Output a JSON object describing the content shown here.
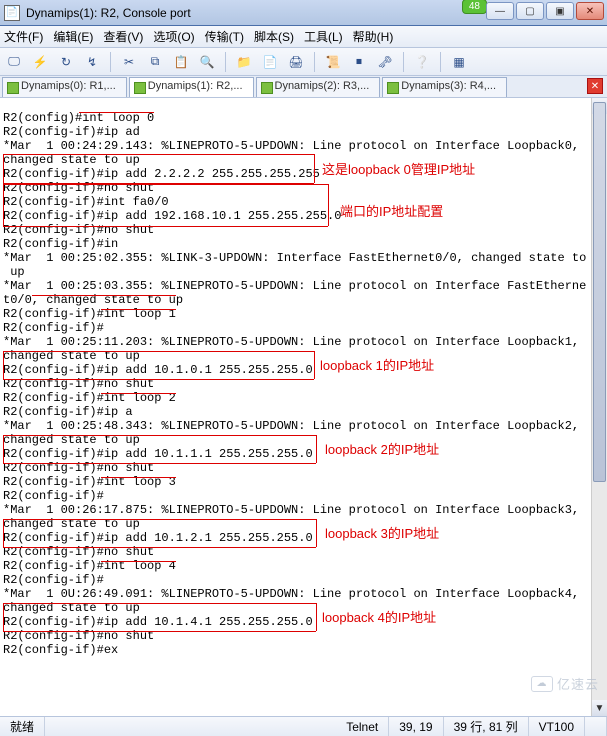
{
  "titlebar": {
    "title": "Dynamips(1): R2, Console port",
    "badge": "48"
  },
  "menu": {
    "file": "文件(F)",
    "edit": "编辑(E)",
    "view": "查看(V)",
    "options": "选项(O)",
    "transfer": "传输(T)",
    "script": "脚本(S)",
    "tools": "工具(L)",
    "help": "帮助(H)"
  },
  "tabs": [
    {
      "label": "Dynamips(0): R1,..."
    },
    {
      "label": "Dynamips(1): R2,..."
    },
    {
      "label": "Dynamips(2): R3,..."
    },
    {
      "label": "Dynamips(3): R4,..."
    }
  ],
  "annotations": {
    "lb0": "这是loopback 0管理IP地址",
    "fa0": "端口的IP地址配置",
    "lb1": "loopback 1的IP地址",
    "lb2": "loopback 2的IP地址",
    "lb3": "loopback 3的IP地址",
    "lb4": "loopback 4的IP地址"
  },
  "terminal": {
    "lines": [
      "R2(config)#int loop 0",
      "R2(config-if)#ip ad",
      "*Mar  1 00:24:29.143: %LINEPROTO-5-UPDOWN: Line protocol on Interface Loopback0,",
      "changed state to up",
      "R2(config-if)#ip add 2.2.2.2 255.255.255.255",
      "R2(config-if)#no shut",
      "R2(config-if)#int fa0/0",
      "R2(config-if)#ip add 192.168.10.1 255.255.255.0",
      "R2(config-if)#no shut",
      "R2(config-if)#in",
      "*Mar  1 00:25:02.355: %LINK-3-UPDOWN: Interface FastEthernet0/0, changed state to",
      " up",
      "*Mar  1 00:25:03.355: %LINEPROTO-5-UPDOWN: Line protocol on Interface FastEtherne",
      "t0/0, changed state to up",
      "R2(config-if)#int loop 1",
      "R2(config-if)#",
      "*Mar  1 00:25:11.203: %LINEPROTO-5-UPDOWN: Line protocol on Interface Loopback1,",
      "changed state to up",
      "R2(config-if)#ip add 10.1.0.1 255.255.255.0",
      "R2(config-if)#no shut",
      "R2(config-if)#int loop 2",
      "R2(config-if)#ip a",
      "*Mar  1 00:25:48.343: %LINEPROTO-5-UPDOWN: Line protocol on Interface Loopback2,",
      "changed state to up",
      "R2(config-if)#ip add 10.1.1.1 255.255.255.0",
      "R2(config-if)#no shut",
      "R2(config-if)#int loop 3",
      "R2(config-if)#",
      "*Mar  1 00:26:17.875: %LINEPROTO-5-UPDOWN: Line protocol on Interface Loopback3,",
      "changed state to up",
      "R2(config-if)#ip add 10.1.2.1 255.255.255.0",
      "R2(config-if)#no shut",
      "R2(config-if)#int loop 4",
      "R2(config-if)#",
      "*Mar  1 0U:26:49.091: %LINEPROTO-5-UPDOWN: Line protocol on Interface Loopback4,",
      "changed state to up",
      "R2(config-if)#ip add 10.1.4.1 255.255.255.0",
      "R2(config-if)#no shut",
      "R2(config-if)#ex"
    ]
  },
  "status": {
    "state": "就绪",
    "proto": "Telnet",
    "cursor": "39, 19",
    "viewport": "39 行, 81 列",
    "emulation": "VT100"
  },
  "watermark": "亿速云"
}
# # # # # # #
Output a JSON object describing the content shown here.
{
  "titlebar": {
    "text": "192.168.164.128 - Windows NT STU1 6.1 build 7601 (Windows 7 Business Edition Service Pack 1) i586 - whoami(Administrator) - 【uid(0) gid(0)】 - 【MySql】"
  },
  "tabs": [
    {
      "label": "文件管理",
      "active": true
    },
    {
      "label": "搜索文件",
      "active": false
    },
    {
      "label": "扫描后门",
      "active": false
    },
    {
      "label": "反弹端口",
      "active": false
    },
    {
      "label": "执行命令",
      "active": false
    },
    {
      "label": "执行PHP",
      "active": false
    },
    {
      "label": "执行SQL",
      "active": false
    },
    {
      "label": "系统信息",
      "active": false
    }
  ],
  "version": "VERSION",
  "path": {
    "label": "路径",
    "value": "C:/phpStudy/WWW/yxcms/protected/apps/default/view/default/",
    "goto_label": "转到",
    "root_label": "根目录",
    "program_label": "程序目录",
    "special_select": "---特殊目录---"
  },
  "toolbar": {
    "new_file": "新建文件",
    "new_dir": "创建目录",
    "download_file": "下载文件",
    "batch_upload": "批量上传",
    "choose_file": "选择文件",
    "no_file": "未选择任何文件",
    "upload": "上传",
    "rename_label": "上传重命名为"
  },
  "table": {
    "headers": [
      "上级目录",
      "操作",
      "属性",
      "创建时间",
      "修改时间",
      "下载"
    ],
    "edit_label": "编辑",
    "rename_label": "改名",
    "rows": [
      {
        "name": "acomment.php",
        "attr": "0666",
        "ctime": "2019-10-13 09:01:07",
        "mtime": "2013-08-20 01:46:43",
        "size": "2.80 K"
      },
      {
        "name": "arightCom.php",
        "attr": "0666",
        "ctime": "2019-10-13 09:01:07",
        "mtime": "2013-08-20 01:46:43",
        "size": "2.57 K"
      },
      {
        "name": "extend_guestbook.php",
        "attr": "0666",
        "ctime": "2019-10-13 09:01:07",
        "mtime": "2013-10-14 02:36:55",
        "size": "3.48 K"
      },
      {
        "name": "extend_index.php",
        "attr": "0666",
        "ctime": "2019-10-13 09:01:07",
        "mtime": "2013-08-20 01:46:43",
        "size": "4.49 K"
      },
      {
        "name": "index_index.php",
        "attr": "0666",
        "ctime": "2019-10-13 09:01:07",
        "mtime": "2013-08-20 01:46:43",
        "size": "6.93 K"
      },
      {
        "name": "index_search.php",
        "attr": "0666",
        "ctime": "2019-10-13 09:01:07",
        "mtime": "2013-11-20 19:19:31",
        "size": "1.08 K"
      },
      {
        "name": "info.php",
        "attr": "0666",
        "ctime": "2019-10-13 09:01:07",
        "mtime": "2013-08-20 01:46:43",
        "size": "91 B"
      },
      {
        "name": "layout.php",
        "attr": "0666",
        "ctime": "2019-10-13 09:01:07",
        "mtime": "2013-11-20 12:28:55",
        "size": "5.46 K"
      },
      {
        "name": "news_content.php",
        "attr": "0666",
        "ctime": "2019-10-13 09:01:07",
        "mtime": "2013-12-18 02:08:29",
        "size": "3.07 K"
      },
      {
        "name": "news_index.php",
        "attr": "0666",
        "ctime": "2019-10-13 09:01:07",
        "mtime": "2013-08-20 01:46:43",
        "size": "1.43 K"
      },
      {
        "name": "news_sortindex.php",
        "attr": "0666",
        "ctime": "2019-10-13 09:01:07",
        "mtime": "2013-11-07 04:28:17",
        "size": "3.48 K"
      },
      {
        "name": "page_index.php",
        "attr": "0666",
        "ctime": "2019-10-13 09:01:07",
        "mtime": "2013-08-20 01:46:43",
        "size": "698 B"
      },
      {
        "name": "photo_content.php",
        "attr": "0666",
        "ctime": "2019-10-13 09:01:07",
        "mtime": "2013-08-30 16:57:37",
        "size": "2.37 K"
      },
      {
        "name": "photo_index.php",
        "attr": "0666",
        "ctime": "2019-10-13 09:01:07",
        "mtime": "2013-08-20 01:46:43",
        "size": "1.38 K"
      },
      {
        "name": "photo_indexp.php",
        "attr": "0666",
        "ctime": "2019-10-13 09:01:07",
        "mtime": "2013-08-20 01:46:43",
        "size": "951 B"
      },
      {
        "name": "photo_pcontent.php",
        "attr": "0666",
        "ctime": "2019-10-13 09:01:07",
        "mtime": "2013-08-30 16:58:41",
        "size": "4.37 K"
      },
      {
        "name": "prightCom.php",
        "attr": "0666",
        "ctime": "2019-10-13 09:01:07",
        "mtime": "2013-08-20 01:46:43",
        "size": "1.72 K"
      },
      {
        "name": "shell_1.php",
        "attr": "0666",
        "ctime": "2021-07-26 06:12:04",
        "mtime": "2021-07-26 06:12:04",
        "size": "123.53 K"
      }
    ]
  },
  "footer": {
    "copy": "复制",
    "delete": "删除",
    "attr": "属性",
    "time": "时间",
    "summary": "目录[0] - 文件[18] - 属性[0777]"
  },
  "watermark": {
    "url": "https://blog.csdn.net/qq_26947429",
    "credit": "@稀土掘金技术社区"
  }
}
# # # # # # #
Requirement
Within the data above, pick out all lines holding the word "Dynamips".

Solution below
    "title": "Dynamips(1): R2, Console port",
      "label": "Dynamips(0): R1,..."
      "label": "Dynamips(1): R2,..."
      "label": "Dynamips(2): R3,..."
      "label": "Dynamips(3): R4,..."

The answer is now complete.